Few weeks ago mom and I decided to have naengmyun (냉면: cold buckwheat noodles) for lunch. She insisted that out of many naengmyun places in Daejeon we would go to a place that makes Pyongyang-style noodles. Her reason was that ever since she was young she was told that the recipe originated from capital of North Korea is the best for mul-naengmyun (물냉면: buckwheat noodles in icy broth). On the other hand, it is known that Hamheung (another city in North Korea) style is the one to go if you are craving for bibim-naengmyun (비빔냉면: buckwheat noodles mixed with spicy sauce).
You cannot expect everyone’s taste buds to be the same so of course mom’s opinion is her own.
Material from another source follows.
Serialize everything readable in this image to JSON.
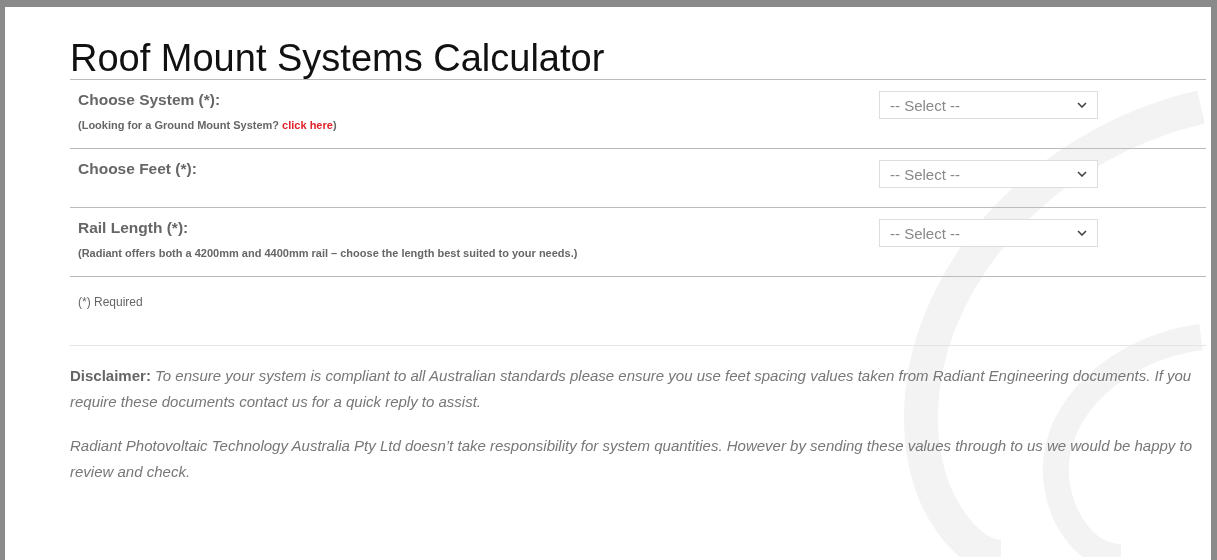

But since I am no master when it comes to discussing the origin of classic North Korean food I decided that I will go along with her decision and see if Pyongyang style mul-naengmyun is really the one to impress.
Mom explained that because North Korea is mostly consist of hills and mountains the people up there have always had hard time farming rice. So buckwheat became a popular crop to be served on North Koreans’ dinner table. There is a saying that the best way to enjoy cold buckwheat noodles is to eat it on a freezing winter day while warming yourself in an ondolbang (traditional Korean room with floor heating system).
The Pyongyang style naengmyun was definitely different than the cold noodles that I am used to. The broth is more mild and refreshing and texture of the noodles is more soft. I purposely did not add too much vinegar and mustard as I wanted to taste the actual flavor of the broth. Mom told me that many young people who are more addicted to stimulating flavors would not enjoy the traditional Pyongyang style naengmyun as they believe it is too bland. I personally enjoyed the clean and refreshing taste of North Korean naengmyun. Hopefully one day I get to try the original in the hometown of cold buckwheat noodles.